**Task requirements:** Return each line of the listing below, unchanged, and omit the images.

---------- Study material ----------

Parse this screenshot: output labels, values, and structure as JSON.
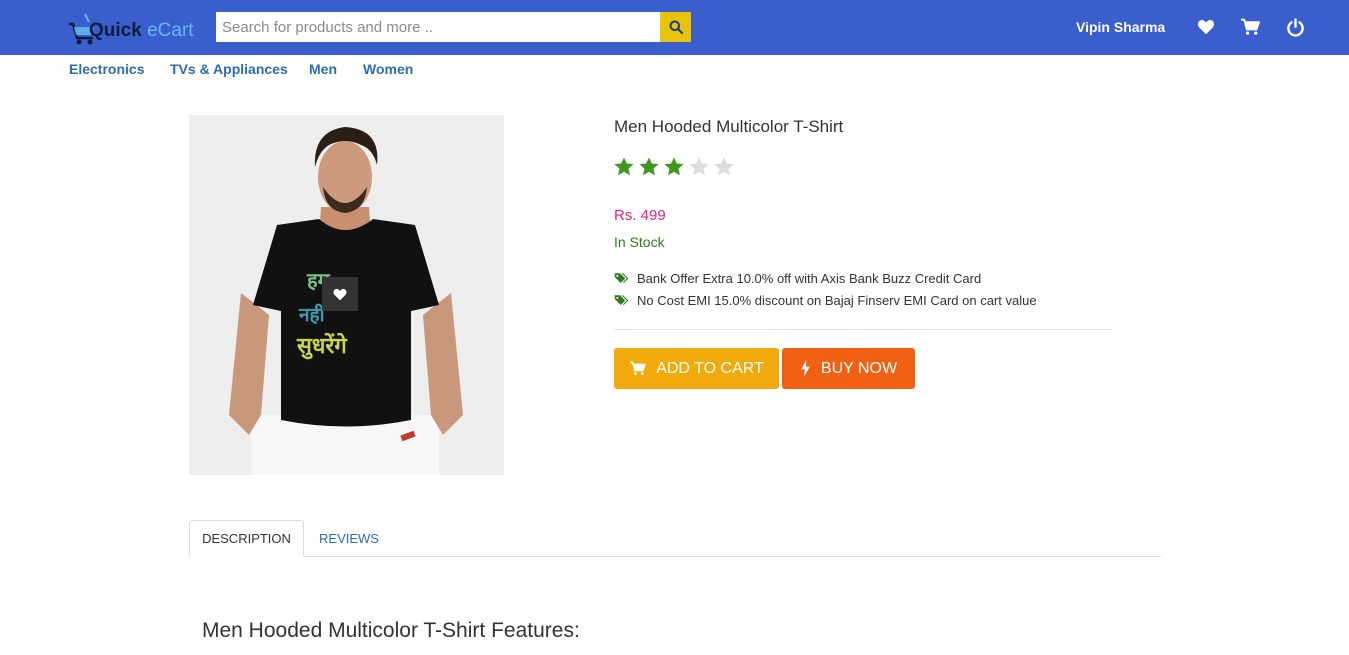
{
  "header": {
    "logo_quick": "Quick",
    "logo_ecart": "eCart",
    "search_placeholder": "Search for products and more ..",
    "user_name": "Vipin Sharma",
    "icons": [
      "heart-icon",
      "cart-icon",
      "power-icon"
    ]
  },
  "nav": {
    "items": [
      {
        "label": "Electronics"
      },
      {
        "label": "TVs & Appliances"
      },
      {
        "label": "Men"
      },
      {
        "label": "Women"
      }
    ]
  },
  "product": {
    "title": "Men Hooded Multicolor T-Shirt",
    "rating": 3,
    "rating_max": 5,
    "price": "Rs. 499",
    "stock": "In Stock",
    "offers": [
      "Bank Offer Extra 10.0% off with Axis Bank Buzz Credit Card",
      "No Cost EMI 15.0% discount on Bajaj Finserv EMI Card on cart value"
    ],
    "add_to_cart": "ADD TO CART",
    "buy_now": "BUY NOW",
    "shirt_print": [
      "हम",
      "नहीं",
      "सुधरेंगे"
    ]
  },
  "tabs": {
    "description": "DESCRIPTION",
    "reviews": "REVIEWS"
  },
  "details": {
    "features_heading": "Men Hooded Multicolor T-Shirt Features:"
  },
  "colors": {
    "header_bg": "#3a5fcd",
    "search_btn": "#e8c30c",
    "star_filled": "#3d9a1d",
    "star_empty": "#dddddd",
    "price": "#e2237c",
    "in_stock": "#2c7d1e",
    "add_to_cart_bg": "#f2a90c",
    "buy_now_bg": "#f26113",
    "nav_link": "#2d6cb1"
  }
}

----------

**Result for this exercise:**
Parse this screenshot: output labels, values, and structure as JSON.
{
  "header": {
    "logo_quick": "Quick",
    "logo_ecart": "eCart",
    "search_placeholder": "Search for products and more ..",
    "user_name": "Vipin Sharma",
    "icons": [
      "heart-icon",
      "cart-icon",
      "power-icon"
    ]
  },
  "nav": {
    "items": [
      {
        "label": "Electronics"
      },
      {
        "label": "TVs & Appliances"
      },
      {
        "label": "Men"
      },
      {
        "label": "Women"
      }
    ]
  },
  "product": {
    "title": "Men Hooded Multicolor T-Shirt",
    "rating": 3,
    "rating_max": 5,
    "price": "Rs. 499",
    "stock": "In Stock",
    "offers": [
      "Bank Offer Extra 10.0% off with Axis Bank Buzz Credit Card",
      "No Cost EMI 15.0% discount on Bajaj Finserv EMI Card on cart value"
    ],
    "add_to_cart": "ADD TO CART",
    "buy_now": "BUY NOW",
    "shirt_print": [
      "हम",
      "नहीं",
      "सुधरेंगे"
    ]
  },
  "tabs": {
    "description": "DESCRIPTION",
    "reviews": "REVIEWS"
  },
  "details": {
    "features_heading": "Men Hooded Multicolor T-Shirt Features:"
  },
  "colors": {
    "header_bg": "#3a5fcd",
    "search_btn": "#e8c30c",
    "star_filled": "#3d9a1d",
    "star_empty": "#dddddd",
    "price": "#e2237c",
    "in_stock": "#2c7d1e",
    "add_to_cart_bg": "#f2a90c",
    "buy_now_bg": "#f26113",
    "nav_link": "#2d6cb1"
  }
}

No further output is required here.